According to Cindy Downing, who owns the center along with her sister, Kelly Clark, Clark received a call late Monday night from their security company stating that an alarm had been triggered.
Clark told the alarm company to let her check with Downing, who had been at the center earlier on Monday preparing for a tour with grant administrators scheduled for Tuesday.
“The gate was closed and locked when I left Monday,” said Downing.
According to Downing:
When Clark checked with the security company to see what sheriff’s deputies found, she was told that deputies could not enter the facility because of an incorrect passcode. When Clark gave them another passcode to try, the alarm company said that the deputies had left, stating the gate was closed and locked.
Downing said when she arrived at the center Tuesday morning ahead of the grant administrative committee, she found the place had been burglarized.
“It was gutted,” she said.
The door to the administrative area had been “rammed” and an air conditioning unit in the cafeteria had been pushed through, giving the perpetrators entry to the empty girls’ dorm.

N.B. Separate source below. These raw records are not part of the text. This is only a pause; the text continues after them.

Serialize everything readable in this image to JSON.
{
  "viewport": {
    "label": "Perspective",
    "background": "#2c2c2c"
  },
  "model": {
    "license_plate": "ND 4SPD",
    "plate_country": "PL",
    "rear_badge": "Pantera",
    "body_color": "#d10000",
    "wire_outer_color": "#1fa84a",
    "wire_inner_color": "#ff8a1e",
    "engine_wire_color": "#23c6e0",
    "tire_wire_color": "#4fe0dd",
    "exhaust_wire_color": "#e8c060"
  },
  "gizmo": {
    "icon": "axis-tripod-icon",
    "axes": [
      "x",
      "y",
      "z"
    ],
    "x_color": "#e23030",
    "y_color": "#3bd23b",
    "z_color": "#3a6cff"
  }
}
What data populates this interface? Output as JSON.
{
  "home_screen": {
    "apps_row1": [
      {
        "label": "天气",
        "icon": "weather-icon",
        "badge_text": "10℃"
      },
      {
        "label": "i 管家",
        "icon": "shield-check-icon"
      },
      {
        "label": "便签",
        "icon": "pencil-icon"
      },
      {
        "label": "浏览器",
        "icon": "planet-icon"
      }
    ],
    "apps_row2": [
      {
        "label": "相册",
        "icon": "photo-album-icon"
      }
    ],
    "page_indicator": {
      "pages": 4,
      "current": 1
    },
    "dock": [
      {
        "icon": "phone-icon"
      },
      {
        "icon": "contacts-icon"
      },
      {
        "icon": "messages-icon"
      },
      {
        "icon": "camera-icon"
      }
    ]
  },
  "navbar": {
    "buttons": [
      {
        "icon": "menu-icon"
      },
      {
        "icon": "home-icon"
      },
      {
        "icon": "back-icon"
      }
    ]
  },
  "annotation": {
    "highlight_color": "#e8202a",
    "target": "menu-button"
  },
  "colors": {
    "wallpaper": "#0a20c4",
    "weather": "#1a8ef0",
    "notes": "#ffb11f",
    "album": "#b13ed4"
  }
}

Downing said their computer server system was gone, along with their telephone system. Security cameras had been covered with paint and the burglars used comforters from the girl’s dorm to pull items out. She said several computers were also missing and the security system damaged.
She called 911 and deputies responded to the call at 9:12 a.m. on Tuesday, June 7.
“It was 20 minutes before the committee arrived,” she said. “They showed up just as the deputies were putting up crime scene tape. It was very unnerving for them.”
Unnerving for Downing though, is the unanswered question of whether the deputies could have stopped the crime if they had waited on the passcode.
Downing Clark was founded in 2006 to house emotionally and behaviorally disturbed girls. The center is currently eyeing a lawsuit against the county and specifically the Gordon County Sheriff’s Office after an incident in January 2010 when deputies responded a disturbance call and arrested 20 girls on charges of rioting, criminal damage to property and assaulting officers. The center lost its license but the ruling was overturned when another judge decided the “chaos” ensued after deputies arrived and ordered DCC staff not to intervene.
The center hired a company to help re-brand its image after the incident, leading them to change their focus to commercially sexually exploited girls.
“Georgia is one of the top states to have this problem,” said Downing. “Between 7,000 and 14,000 men are in Atlanta every weekend paying for sex with underage girls. It’s not immigrant girls, either, it’s American girls.”
The investigation has been turned over to GBI.
Greg Ramey, the Assistant Special Agent in Charge of the GBI’s Calhoun office, said they are hoping to recover something from the damaged security feed this week.
Downing Clark was founded in 2006 to house emotionally and behaviorally disturbed girls prior to the loss of license after the incident earlier this year. At the time of the incident, the center employed 72 people and housed 42 girls.